#### Try it:
Everything in the entries except the pictures should be copied exactly.

#### Provided data:
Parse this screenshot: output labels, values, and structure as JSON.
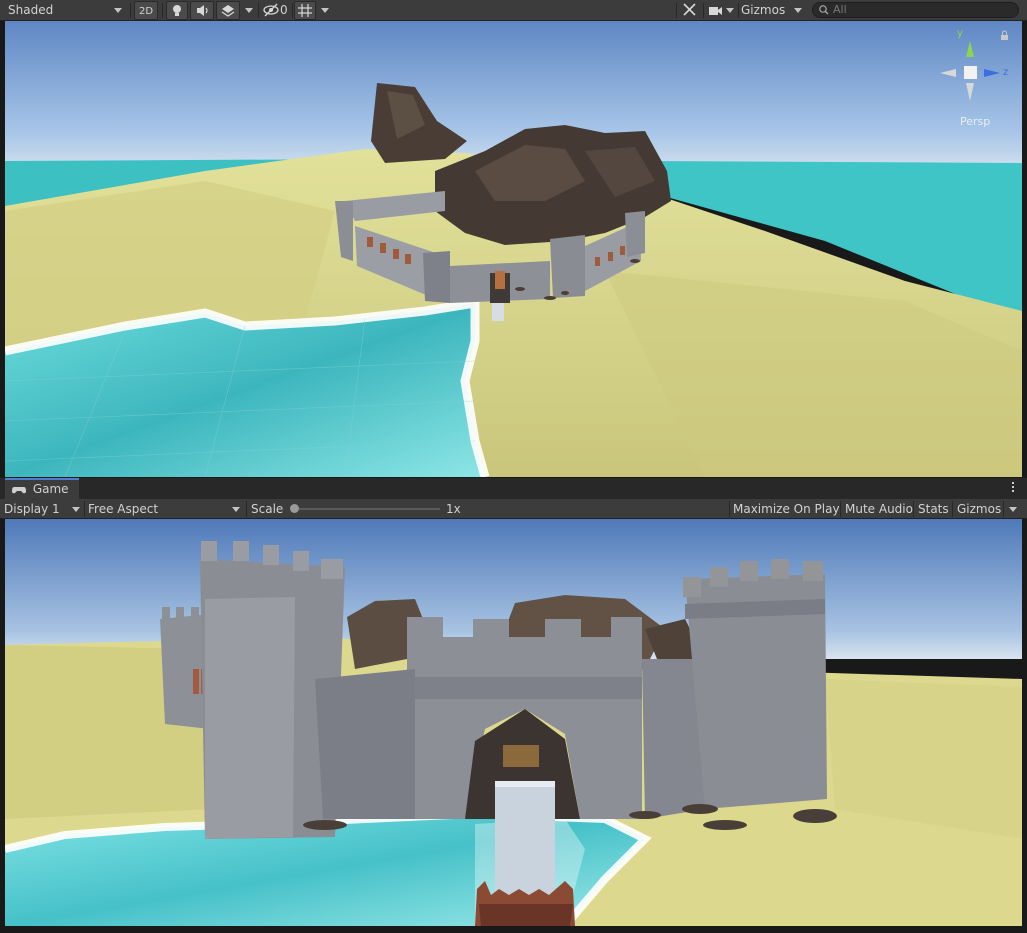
{
  "scene_toolbar": {
    "shading_mode": "Shaded",
    "mode_2d": "2D",
    "hidden_count": "0",
    "gizmos": "Gizmos",
    "search_placeholder": "All"
  },
  "scene_gizmo": {
    "y_axis": "y",
    "z_axis": "z",
    "projection": "Persp"
  },
  "game_tab": {
    "label": "Game"
  },
  "game_toolbar": {
    "display": "Display 1",
    "aspect": "Free Aspect",
    "scale_label": "Scale",
    "scale_value": "1x",
    "maximize_on_play": "Maximize On Play",
    "mute_audio": "Mute Audio",
    "stats": "Stats",
    "gizmos": "Gizmos"
  },
  "colors": {
    "editor_bg": "#3c3c3c",
    "sky": "#86aede",
    "sand": "#d6d48c",
    "water": "#52c8c8",
    "stone": "#8a8c94",
    "rock": "#4a3e36",
    "accent_tab": "#4c7fd0"
  },
  "icons": [
    "light-icon",
    "audio-icon",
    "effects-icon",
    "visibility-icon",
    "grid-icon",
    "tools-icon",
    "camera-icon",
    "search-icon",
    "lock-icon",
    "gamepad-icon",
    "more-icon"
  ]
}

#### Completed task:
Parse this screenshot: output labels, values, and structure as JSON.
{
  "scene_toolbar": {
    "shading_mode": "Shaded",
    "mode_2d": "2D",
    "hidden_count": "0",
    "gizmos": "Gizmos",
    "search_placeholder": "All"
  },
  "scene_gizmo": {
    "y_axis": "y",
    "z_axis": "z",
    "projection": "Persp"
  },
  "game_tab": {
    "label": "Game"
  },
  "game_toolbar": {
    "display": "Display 1",
    "aspect": "Free Aspect",
    "scale_label": "Scale",
    "scale_value": "1x",
    "maximize_on_play": "Maximize On Play",
    "mute_audio": "Mute Audio",
    "stats": "Stats",
    "gizmos": "Gizmos"
  },
  "colors": {
    "editor_bg": "#3c3c3c",
    "sky": "#86aede",
    "sand": "#d6d48c",
    "water": "#52c8c8",
    "stone": "#8a8c94",
    "rock": "#4a3e36",
    "accent_tab": "#4c7fd0"
  },
  "icons": [
    "light-icon",
    "audio-icon",
    "effects-icon",
    "visibility-icon",
    "grid-icon",
    "tools-icon",
    "camera-icon",
    "search-icon",
    "lock-icon",
    "gamepad-icon",
    "more-icon"
  ]
}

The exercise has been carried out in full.